Intensive Care Medicine

, Volume 31, Issue 9, pp 1255–1261

Reliability of measured tidal volume in mechanically ventilated young pigs with normal lungs

  • Mark J. Heulitt
  • Shirley J. Holt
  • Tracy L. Thurman
  • Renée A. Hall
  • Chan-Hee Jo
  • Pippa Simpson
Pediatric Original

DOI: 10.1007/s00134-005-2717-y

Cite this article as:
Heulitt, M.J., Holt, S.J., Thurman, T.L. et al. Intensive Care Med (2005) 31: 1255. doi:10.1007/s00134-005-2717-y

Abstract

Objective

This study examined whether volumes can be accurately measured at the expiratory valve of a conventional ventilator using pressure support ventilation and positive end expiratory pressure with software compensation for circuit compliance available in the Servo ί ventilator.

Design and setting

Comparison of two methods for measuring tidal volume in an animal laboratory.

Subjects

Twenty healthy, intubated, sedated, spontaneously breathing pigs.

Interventions

Volume was measured in ten neonatal-sized and ten pediatric-sized pigs ventilated with the Servo ί ventilator using pressure support ventilation and positive end expiratory pressure with and without circuit compliance compensation.
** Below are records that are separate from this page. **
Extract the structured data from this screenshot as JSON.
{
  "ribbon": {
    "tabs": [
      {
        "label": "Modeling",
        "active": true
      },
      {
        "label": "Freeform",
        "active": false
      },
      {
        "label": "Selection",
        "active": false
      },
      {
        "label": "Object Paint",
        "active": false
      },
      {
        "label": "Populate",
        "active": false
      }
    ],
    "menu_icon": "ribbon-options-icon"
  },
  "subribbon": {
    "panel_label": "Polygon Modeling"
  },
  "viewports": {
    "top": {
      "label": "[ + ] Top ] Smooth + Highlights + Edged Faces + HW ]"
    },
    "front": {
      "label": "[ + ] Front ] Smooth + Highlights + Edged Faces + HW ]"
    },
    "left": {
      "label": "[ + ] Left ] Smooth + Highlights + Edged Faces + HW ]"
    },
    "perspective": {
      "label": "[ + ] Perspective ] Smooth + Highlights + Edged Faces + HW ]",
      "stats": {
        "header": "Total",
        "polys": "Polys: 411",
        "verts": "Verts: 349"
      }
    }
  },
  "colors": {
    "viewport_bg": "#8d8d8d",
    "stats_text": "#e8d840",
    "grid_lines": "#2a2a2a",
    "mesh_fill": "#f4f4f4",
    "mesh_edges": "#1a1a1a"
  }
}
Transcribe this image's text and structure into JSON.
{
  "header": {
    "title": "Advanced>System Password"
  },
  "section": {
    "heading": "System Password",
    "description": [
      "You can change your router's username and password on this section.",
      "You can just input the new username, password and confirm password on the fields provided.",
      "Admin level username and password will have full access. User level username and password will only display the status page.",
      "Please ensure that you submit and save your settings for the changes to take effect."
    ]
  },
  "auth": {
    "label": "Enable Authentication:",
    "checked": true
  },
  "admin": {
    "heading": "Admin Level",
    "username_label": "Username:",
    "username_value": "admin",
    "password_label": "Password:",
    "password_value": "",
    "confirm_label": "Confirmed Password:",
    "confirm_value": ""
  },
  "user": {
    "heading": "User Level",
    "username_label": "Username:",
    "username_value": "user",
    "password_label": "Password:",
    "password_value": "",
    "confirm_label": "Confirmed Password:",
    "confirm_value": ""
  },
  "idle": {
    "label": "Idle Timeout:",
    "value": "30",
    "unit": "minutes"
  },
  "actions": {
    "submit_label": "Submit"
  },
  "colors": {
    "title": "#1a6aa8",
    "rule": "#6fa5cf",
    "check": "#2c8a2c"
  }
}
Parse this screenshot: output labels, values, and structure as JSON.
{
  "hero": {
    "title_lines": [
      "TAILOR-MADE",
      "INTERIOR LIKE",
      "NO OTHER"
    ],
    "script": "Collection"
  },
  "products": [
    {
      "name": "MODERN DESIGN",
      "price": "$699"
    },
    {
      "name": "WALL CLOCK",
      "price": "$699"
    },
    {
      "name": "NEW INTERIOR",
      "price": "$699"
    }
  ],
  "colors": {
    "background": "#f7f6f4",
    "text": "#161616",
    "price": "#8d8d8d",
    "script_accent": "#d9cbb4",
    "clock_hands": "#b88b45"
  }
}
We compared volume measured at the airway opening by pneumotachography to volume measured at the expiratory valve of a conventional ventilator.

Measurements and results

The use of circuit compliance compensation significantly improved the agreement between the two volume methods in neonatal-sized piglets (concordance correlation coefficient: with circuit compliance compensation, 0.97; without, 0.87, p=0.002). In pediatric-sized pigs there was improvement in agreement between the two measurement methods due to circuit compliance compensation (concordance correlation coefficient with circuit compliance compensation, 0.97; without, 0.88, p=0.027). With circuit compliance compensation off there was positive bias: mean difference (bias) 2.97±0.12 in neonatal-sized and 3.75±0.38 in pediatric-sized pigs.

Conclusions

Our results show that volume can be accurately measured at the expiratory valve of a conventional ventilator in neonatal- and pediatric-sized animals.

Keywords

Respiratory physiology Mechanical ventilation Lung volume measurements Reproducibility of results 

Copyright information

© Springer-Verlag 2005

Authors and Affiliations

  • Mark J. Heulitt
    • 1
    • 2
  • Shirley J. Holt
    • 2
  • Tracy L. Thurman
    • 2
  • Renée A. Hall
    • 3
  • Chan-Hee Jo
    • 3
  • Pippa Simpson
    • 3
  1. 1.Arkansas Children’s HospitalLittle RockUSA
  2. 2.Section of Critical Care Medicine, Department of Pediatrics, College of MedicineUniversity of Arkansas for Medical SciencesLittle RockUSA
  3. 3.Section of Biostatistics, Department of Pediatrics, College of MedicineUniversity of Arkansas for Medical SciencesLittle RockUSA